Senator Ted Cruz (R-Texas) on Friday said he supported local jobs but would not commit to opposing Union Pacific's efforts to scrap its 150-year-old contract with Palestine. The move would cost the city 65 jobs averaging $65,000 a year.
In an interview with the Herald-Press following a meeting with local business leaders, Cruz pledged to listen to both sides and follow the law. Under current law, however, UP and other railroads nationwide have prevailed in their battles against local communities.
“I'm emphatic about maintaining and saving local jobs,” Cruz said at Verabank in Palestine. “I have people in my East Texas office working with local leaders to help save jobs.”
When pressed again by the Herald-Press for an answer, however, Cruz would not commit his support for Palestine and Anderson County in their case against the railroad.
U.S. Rep. Lance Gooden (R.-Terrell) has strongly backed the city's and county's case against the railroad, which claims it has the right to abrogate the contract to maintain operational efficiencies.
In November, UP filed suit against the city in an effort to dissolve its 150-year-old contract, guaranteeing a presence in Palestine, and a number of local jobs.
Under their current contract, UP officials must employ roughly 65 local workers at the Palestine yard. If Palestine loses its court battle against the railroad giant, those jobs would disappear, causing a nearly $5 million impact on the local economy.
In town to watch his former campaign manager, Willie T. Langston receive the Distinguished Alumnus award from the Palestine High School Alumni Association, Cruz met with local leaders and business owners about Palestine's economic development.
“The senator has a lot of area to cover in Texas,” Mayor Steve Presley told the Herald-Press. “It's impressive for him to listen to rural business leaders in Palestine. It shows us that our conservative, rural values are important.”

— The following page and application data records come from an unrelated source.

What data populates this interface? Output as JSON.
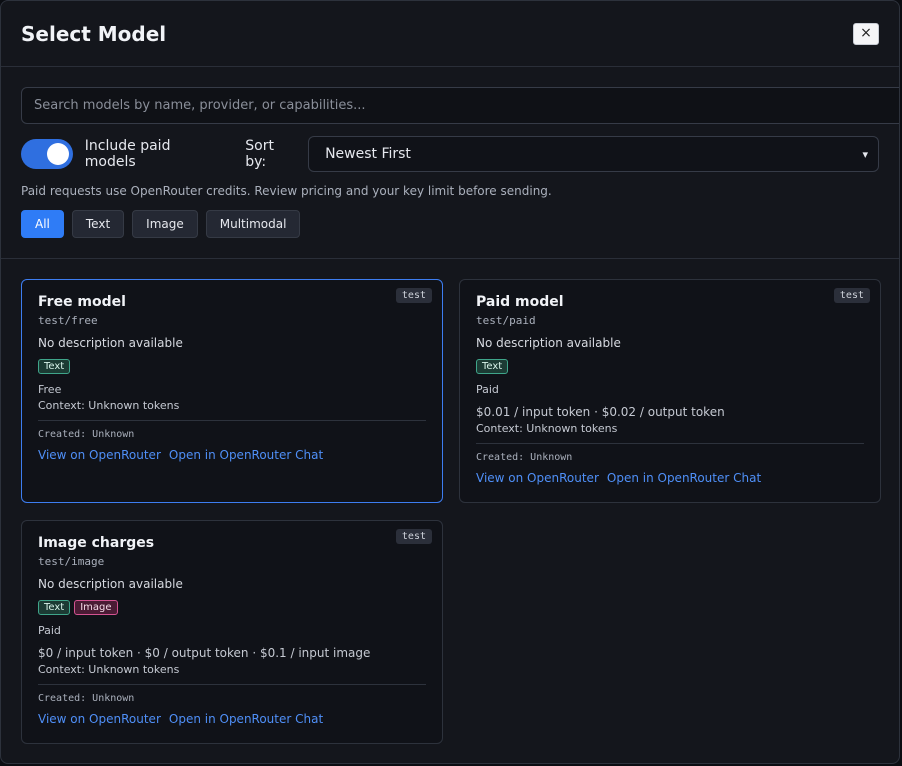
{
  "modal": {
    "title": "Select Model",
    "close_label": "×"
  },
  "search": {
    "placeholder": "Search models by name, provider, or capabilities...",
    "value": ""
  },
  "paid_toggle": {
    "label": "Include paid models",
    "on": true
  },
  "sort": {
    "label": "Sort by:",
    "selected": "Newest First"
  },
  "note": "Paid requests use OpenRouter credits. Review pricing and your key limit before sending.",
  "filters": [
    {
      "label": "All",
      "active": true
    },
    {
      "label": "Text",
      "active": false
    },
    {
      "label": "Image",
      "active": false
    },
    {
      "label": "Multimodal",
      "active": false
    }
  ],
  "cards": [
    {
      "name": "Free model",
      "id": "test/free",
      "badge": "test",
      "description": "No description available",
      "tags": [
        "Text"
      ],
      "price_type": "Free",
      "price_line": "",
      "context": "Context: Unknown tokens",
      "created": "Created: Unknown",
      "link_view": "View on OpenRouter",
      "link_chat": "Open in OpenRouter Chat"
    },
    {
      "name": "Paid model",
      "id": "test/paid",
      "badge": "test",
      "description": "No description available",
      "tags": [
        "Text"
      ],
      "price_type": "Paid",
      "price_line": "$0.01 / input token · $0.02 / output token",
      "context": "Context: Unknown tokens",
      "created": "Created: Unknown",
      "link_view": "View on OpenRouter",
      "link_chat": "Open in OpenRouter Chat"
    },
    {
      "name": "Image charges",
      "id": "test/image",
      "badge": "test",
      "description": "No description available",
      "tags": [
        "Text",
        "Image"
      ],
      "price_type": "Paid",
      "price_line": "$0 / input token · $0 / output token · $0.1 / input image",
      "context": "Context: Unknown tokens",
      "created": "Created: Unknown",
      "link_view": "View on OpenRouter",
      "link_chat": "Open in OpenRouter Chat"
    }
  ],
  "colors": {
    "accent": "#2f7cf6",
    "link": "#4f8ff7",
    "tag_text": "#3fa58a",
    "tag_image": "#d35391"
  }
}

Former Texas Secretary of Agriculture Todd Staples agreed.
“It means a lot to the entire community that Senator Cruz would take time out of his schedule for this,” he said. “We're glad he took the time to discuss economic development, and how to grow the region.”